For example, they lack empathy when their child is distressed or they act out in emotionally volatile ways if their child doesn't intuit their feelings. Their behavior reflects the signs of emotional immaturity, which is an inability to recognize, express, and control emotions while being able to empathize and respond to the emotions of others.
As a result of not having their emotional needs met, children of emotionally immature parents might grow up feeling angry, frustrated, betrayed, and lonely.
In Adult Children of Emotionally Immature Parents: How to Heal from Distant, Rejecting, Or Self-Involved Parents, psychologist Lindsay C. Gibson writes about the ways that emotionally immature parents impact the lives of their children when they become adults. The book also offers practical advice, exercises, and guidelines for interacting with emotionally immature parents in a way that avoids potentially painful and damaging recreations of the past.
The three lessons that we learned from the book are:
The first step toward healing is to see your parents objectively
Identifying your coping style allows you to uncover the role you play
There are two effective ways to handle emotionally immature parents: Detached observation and Maturity awareness.
1. The first step toward healing is to see your parents objectively
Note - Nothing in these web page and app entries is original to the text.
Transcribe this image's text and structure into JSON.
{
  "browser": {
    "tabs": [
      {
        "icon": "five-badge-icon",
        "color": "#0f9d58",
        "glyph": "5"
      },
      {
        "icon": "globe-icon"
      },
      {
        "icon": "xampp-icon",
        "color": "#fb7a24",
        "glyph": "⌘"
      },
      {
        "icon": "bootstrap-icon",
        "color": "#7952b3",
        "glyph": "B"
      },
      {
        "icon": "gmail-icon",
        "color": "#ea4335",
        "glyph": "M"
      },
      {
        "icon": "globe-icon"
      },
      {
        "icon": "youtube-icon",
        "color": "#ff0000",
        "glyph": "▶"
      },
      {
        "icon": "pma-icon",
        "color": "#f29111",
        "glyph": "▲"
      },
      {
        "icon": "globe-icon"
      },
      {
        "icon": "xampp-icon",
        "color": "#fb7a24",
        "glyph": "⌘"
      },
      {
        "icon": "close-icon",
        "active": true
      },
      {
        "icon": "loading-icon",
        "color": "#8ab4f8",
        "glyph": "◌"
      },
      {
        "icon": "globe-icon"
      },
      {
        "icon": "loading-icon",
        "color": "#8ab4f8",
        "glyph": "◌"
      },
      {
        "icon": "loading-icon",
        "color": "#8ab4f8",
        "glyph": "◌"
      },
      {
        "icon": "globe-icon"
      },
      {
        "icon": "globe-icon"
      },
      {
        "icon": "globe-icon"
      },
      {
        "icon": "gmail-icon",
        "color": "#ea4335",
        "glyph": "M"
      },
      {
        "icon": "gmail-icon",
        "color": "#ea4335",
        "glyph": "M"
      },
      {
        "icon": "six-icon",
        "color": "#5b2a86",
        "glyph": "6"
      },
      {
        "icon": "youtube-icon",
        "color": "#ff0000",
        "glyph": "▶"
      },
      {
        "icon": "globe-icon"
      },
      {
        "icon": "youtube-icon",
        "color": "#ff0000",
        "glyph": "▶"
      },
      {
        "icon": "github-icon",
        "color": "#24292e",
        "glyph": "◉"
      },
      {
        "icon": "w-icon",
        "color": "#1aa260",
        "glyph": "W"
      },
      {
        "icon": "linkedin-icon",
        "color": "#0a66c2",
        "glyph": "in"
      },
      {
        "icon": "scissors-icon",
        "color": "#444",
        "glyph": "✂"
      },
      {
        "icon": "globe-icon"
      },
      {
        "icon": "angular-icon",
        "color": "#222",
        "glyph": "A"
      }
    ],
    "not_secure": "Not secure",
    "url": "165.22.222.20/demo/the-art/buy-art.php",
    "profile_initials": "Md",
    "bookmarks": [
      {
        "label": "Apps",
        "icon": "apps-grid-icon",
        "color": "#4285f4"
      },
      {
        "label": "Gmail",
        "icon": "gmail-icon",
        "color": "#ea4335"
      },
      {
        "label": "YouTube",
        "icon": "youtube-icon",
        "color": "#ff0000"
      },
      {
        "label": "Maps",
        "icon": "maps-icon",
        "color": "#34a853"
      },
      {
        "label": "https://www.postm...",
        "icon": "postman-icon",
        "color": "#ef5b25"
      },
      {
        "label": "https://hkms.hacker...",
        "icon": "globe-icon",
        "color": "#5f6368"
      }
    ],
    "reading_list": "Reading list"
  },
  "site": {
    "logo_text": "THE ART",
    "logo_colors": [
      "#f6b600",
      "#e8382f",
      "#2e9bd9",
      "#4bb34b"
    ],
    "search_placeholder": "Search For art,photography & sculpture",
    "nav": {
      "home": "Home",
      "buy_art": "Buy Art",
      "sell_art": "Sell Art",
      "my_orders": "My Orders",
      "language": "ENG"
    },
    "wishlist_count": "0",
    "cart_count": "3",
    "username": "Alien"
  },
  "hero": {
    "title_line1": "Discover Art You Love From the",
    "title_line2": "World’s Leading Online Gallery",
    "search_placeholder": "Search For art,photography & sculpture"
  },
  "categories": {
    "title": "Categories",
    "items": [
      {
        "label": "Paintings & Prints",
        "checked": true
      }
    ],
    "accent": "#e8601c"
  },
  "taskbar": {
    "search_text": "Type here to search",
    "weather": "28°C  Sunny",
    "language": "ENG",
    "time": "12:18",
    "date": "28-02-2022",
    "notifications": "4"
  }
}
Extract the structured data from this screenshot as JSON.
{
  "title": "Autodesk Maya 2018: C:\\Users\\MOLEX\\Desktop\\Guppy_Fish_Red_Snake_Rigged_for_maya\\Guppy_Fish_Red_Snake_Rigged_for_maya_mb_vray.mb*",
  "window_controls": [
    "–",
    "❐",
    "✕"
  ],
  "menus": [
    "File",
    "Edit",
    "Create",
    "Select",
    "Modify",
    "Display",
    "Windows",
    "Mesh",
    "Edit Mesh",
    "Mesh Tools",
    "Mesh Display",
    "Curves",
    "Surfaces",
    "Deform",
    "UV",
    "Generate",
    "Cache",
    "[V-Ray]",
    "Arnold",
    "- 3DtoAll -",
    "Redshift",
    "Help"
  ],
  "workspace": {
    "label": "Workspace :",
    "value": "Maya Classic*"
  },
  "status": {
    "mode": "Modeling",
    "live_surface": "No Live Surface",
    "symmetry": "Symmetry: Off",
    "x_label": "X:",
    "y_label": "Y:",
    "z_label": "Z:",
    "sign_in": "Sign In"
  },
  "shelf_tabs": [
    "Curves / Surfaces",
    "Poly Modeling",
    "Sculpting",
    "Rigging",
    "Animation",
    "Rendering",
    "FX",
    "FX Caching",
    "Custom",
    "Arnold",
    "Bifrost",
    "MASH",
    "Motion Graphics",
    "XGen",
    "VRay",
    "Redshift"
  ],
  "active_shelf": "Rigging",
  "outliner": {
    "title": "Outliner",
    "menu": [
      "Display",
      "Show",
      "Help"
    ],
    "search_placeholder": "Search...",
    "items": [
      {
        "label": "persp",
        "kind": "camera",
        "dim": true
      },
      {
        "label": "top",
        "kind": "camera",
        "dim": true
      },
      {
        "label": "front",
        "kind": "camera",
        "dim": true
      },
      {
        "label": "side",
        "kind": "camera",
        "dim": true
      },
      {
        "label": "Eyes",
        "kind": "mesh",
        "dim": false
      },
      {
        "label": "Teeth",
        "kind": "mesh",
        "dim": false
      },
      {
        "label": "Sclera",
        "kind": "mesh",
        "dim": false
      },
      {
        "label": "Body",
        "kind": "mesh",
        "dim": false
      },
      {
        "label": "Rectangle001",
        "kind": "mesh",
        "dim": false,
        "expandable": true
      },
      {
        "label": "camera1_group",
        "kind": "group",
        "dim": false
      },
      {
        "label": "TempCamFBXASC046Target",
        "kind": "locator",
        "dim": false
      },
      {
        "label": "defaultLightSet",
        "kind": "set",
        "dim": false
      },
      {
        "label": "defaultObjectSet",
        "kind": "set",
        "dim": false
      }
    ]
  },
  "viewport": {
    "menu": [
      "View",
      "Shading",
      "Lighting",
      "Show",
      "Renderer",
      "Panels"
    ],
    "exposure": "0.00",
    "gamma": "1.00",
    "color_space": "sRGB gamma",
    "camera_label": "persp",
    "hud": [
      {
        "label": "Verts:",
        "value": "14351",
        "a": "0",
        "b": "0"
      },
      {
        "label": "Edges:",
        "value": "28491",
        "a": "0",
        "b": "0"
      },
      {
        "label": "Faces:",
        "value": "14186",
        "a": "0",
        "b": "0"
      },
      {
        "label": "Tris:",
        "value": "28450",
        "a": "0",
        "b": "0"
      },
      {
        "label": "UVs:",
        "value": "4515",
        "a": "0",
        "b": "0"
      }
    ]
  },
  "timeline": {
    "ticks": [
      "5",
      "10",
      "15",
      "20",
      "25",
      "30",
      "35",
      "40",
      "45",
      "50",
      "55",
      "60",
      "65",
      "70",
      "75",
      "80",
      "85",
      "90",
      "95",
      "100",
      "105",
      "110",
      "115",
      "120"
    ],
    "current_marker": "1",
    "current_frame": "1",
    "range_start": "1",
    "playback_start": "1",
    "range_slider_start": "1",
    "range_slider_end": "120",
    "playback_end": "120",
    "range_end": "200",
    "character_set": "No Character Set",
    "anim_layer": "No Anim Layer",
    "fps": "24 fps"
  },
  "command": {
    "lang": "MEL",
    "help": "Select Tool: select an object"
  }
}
According to Gibson, most signs of emotional immaturity are beyond a person's conscious control and most emotionally immature parents have no awareness of how they've affected their children. That's why the goal of identifying your parent's traits and labeling their behavior is not to blame them, but to see them objectively, learn what to expect from them, and be less likely to get caught off guard by their limitations as a result.
The book underlines four main types of emotionally immature parents:
Emotional parents: They have difficulty tolerating stress and emotional arousal, so they often lose their emotional balance and behavioral control in situations mature adults can handle. For example, they would treat small upsets like the end of the world. They are also prone to fluctuating moods and reactivity, which can make them unreliable and intimidating.
Driven parents: They are compulsively goal-oriented and can't stop trying to perfect everything, including their children. Their emotional immaturity shows up in the way they make assumptions about other people, expecting everyone to want and value the same things they do. Rather than accepting their children's unique interests, they selectively praise and push what they want to see.
Passive parents: They avoid dealing with anything upsetting and readily take a backseat to a dominant partner, even allowing abuse and neglect to occur by looking the other way. They cope by minimizing problems and acquiescing. Compared to the other types, these parents seem more emotionally available and can show some empathy for their children as long as the child fills the parent's need for an admiring,